The Afterlife project by James Auger and Jimmy Loizeau is intended to create dialogue and examine the cultural shift from belief systems upheld by organised religion to the more factual basis of science and technology. The project proposes the harnessing of our chemical potential after biological death through the application of a microbial fuel cell, harvesting its electrical potential in a dry cell battery. As the designers say: “In this project, technology acts to provide conclusive proof of life after death, life being contained in the battery. There are many perspectives and beliefs on what happens to us after our lives in this planet come to an end. When faced with our own mortality or that of a loved one, notions of what the afterlife may hold; whether it be in a spirit world such as heaven or reincarnated into another body or form, spiritual faith can offer great comfort and reassurance. Science and reason though have started to undermine these traditional belief systems as we strive to find logic and meaning in our existence. This scientific research has yet to offer any tangible proof of continued existence, after death. So in terms of comfort and reassurance what then is there for the grieving atheist?”
The Afterlife device harness the chemical reaction of decay and convert it into usable electrical energy via a microbial fuel cell. This electricity is contained within a familiar dry cell battery. The afterlife battery can be used to run a range of memorial products chosen to suit the needs of the individual. Utilization of the battery in a meaningful product offers both psychological and emotional benefit. Where to put the battery is an extremely personal and emotive choice. Preserving the potential energy for special moments such as birthdays or anniversaries. The Afterlife batteries of couples could be combined to provide double the power or amp-hours and also suggesting an ongoing co-existence after death.

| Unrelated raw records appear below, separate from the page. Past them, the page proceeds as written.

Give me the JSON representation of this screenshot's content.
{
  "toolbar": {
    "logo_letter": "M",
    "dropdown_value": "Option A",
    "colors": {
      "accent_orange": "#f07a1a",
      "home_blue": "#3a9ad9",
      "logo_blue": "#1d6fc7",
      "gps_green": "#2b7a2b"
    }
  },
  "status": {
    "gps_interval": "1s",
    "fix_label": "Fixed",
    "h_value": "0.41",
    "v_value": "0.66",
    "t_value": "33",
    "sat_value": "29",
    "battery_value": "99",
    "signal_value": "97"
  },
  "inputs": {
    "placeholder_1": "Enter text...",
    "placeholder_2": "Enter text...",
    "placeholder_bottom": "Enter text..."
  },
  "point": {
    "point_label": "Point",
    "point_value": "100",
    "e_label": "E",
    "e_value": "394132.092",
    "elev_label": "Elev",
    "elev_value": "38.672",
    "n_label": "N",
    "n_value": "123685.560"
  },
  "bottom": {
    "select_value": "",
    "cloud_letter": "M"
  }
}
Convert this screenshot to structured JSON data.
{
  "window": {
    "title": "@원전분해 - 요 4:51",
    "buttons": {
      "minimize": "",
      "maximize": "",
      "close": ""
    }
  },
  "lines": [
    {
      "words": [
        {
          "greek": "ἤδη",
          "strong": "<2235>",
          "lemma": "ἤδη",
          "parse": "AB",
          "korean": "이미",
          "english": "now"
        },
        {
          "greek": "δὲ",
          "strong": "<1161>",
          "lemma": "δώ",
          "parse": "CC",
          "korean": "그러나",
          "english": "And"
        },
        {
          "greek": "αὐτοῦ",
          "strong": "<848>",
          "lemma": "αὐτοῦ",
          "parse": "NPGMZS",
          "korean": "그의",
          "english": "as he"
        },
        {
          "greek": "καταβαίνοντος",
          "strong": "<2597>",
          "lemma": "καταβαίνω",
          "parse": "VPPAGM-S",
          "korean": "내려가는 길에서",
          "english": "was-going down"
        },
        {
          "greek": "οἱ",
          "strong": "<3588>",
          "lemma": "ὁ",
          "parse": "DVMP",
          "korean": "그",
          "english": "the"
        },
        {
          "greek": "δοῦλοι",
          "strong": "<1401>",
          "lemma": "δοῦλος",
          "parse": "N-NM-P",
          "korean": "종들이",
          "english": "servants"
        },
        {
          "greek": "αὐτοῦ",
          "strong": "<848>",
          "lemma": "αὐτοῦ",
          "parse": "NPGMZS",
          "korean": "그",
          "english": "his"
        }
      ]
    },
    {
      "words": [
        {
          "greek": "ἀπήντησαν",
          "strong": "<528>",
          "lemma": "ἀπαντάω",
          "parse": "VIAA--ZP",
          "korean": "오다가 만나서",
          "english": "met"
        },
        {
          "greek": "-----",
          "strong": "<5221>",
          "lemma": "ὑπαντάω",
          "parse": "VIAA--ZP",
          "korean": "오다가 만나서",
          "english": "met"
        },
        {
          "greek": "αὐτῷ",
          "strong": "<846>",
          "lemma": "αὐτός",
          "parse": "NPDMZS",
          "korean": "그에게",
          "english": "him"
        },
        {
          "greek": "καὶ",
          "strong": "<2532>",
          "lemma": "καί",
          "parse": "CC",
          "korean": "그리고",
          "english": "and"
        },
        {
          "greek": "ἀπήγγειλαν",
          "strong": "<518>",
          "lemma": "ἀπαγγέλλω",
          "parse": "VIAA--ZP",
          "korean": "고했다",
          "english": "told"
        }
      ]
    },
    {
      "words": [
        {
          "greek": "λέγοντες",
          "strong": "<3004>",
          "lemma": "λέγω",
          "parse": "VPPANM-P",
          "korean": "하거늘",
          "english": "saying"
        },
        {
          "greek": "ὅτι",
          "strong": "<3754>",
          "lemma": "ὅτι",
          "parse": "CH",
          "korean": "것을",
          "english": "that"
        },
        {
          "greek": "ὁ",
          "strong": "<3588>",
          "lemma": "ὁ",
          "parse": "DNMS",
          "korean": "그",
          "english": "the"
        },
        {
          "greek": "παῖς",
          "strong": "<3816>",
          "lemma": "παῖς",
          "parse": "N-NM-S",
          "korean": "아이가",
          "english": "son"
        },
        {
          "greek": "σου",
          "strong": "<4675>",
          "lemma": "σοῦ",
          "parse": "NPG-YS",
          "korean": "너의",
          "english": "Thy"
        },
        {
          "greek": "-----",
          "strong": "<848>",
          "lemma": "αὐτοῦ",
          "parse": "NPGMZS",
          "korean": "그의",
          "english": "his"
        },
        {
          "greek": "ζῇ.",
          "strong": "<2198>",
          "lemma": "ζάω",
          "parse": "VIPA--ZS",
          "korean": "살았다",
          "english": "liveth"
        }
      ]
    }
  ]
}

My own opinion / statement
Because the bacteria that can produce electrons are found almost everywhere on Earth, MFC can make clean, renewable electricity nearly anyplace around the globe. Even within a swamp or river it is possible to produce small amount of electricity. Bur more suitable for the process is a closed environment in gardens or roof tops to provide enough natural sunlight and nutrients. A consequence is that it will require constant care for the plants through automated means. A new way to counter this problem is to use rice for instance to provide energy and it can be used as food supply at the same time. This way it will be possible to create an alternative power source and food supply which is can be reward full. On a social aspect we see designers create possible applications for personal use. Growing your own energy by care or the use of left over vegetables it is possible to create your own energy source within a domestic environment. To be able to directly interact with your own power supply creates a greater awareness for sustainable electricity.
Bor Smulders – 0652110868